Children play at the beach. A focused view shows a boy looking toward a group of boys playing in front of him.

The Dangers of Expectations – Do NOT Pass to Your Running Back

Listen to the podcast

OJ Simpson can’t catch a football. Heisman Trophy winner, MVP, Athlete of the Year, OJ Simpson. I was completely BLOWN AWAY to learn this while watching an ESPN 30 for 30 documentary. OJ is not only one of the best running backs in the history of football, he is considered to be one of the best athletes of all time. I understand that not being able to catch a football was the least of Orenthal’s issues off the field, but for the purposes of this metaphor, I’m just using him to demonstrate a point. 

And for those of you who aren’t familiar with the sport of football: 

You hand the ball off to a running back to bring it up the field.

You pass the ball to a wide receiver once they’ve run up the field. 

This means that as long as you handed OJ the ball, and didn’t ask him to catch it, chances were he would tear up the field and very possibly score a touchdown. This news got me thinking. I have people in my life who are running backs and people in my life who are wide receivers. Have I spent countless hours throwing to my running backs and handing off to my wide receivers?

Absolutely. But why? Why do I keep running the same play over and over again? Expectations. I have this vision of who and what I think the people in my life should be. They can prove who they are over and over, yet I continue to assign them the wrong position, completely disregarding past performances. What’s even more absurd is that, again and again, I’m mystified when the pass to the running back is incomplete.

Of course, it’s my prerogative to continue to expect from others what I know they can’t give me, but that sounds a lot like blaming people for my unhappiness. And on a deeper level, what bothers me about this behavior is what it does to the players on my team. That constant disappointment in someone’s performance only leads to shame. I shouldn’t make the running back tell me he can’t catch the football. That’s my work. My work is to know my team and to play to everyone’s strengths rather than their weaknesses.

When I feel let down by someone in my life, I have to look at my side of the street. Did I expect something from someone incapable of giving it to me? If so, that’s on me, not them. And just because he’s my husband, or she’s my sister, or they’re my kids, doesn’t mean they can catch a football. If I rely on different players on my team to help support me through the game, I open all my relationships up to more compassion. If I lower my expectations for everyone around me (including myself) I open my life up to a whole new kind of joy.

Leave a Reply

Your email address will not be published. Required fields are marked *

This site uses Akismet to reduce spam. Learn how your comment data is processed.

    Welcome to my blog! Here you can read about what’s on my mind as I try my best to recover from screaming at my kids and nagging the bejesus out my husband.

    Join TeamConfessions, a.k.a. "TeamC"—the posts are super short—you’ve got this. 

    Looking for something specific?


    From the Archives

    Share Everywhere:

    Ready to join me?

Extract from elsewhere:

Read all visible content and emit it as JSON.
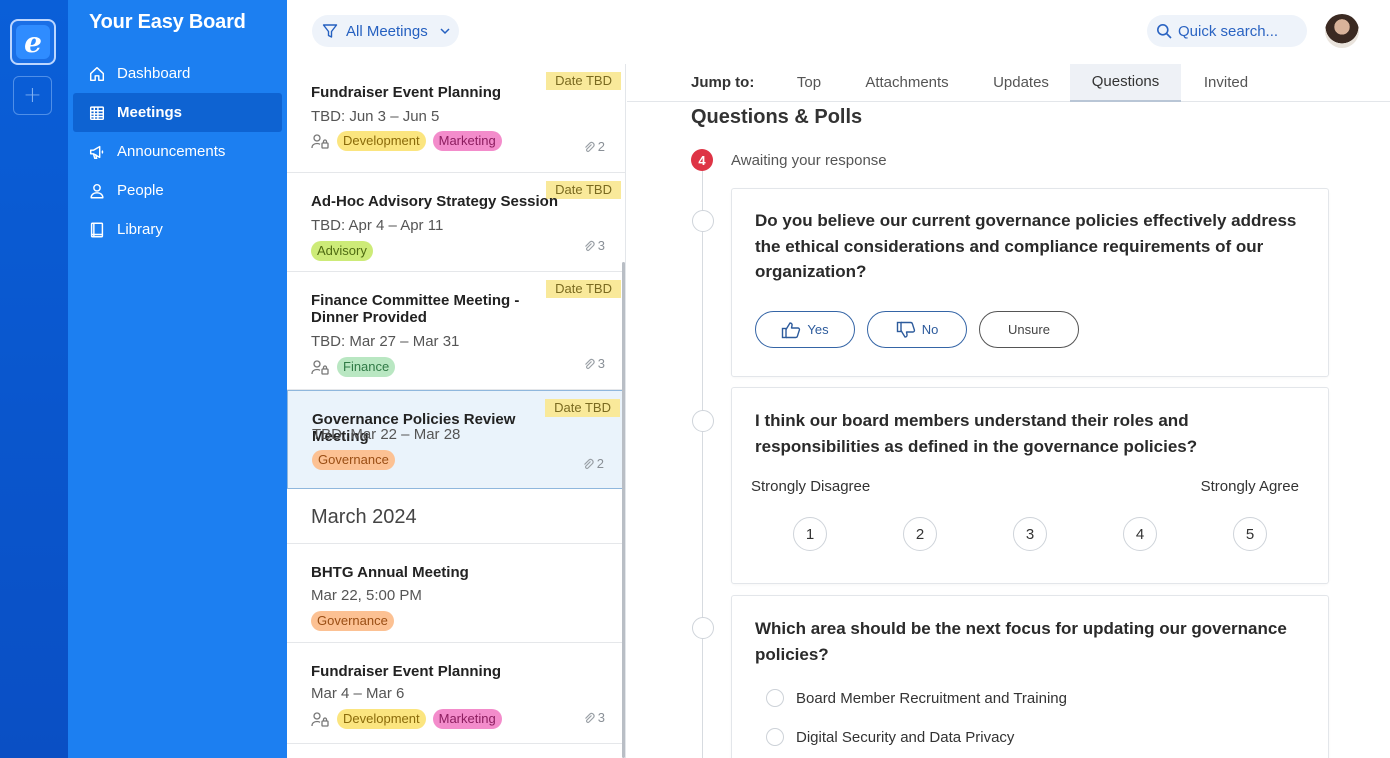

    I would love for you to join me as I work to undo these old patterns and evolve to create a more serene and accepting existence. (And you should know that I still want to ear flick the little knuckleheads {this includes my husband} when they don’t rinse a dish before putting it in the dishwasher — always a work in progress.)
    mdm light green icon logo
    Confessions of a recovering
    micromanaging - perfectionist - martyr

    Join TeamConfessions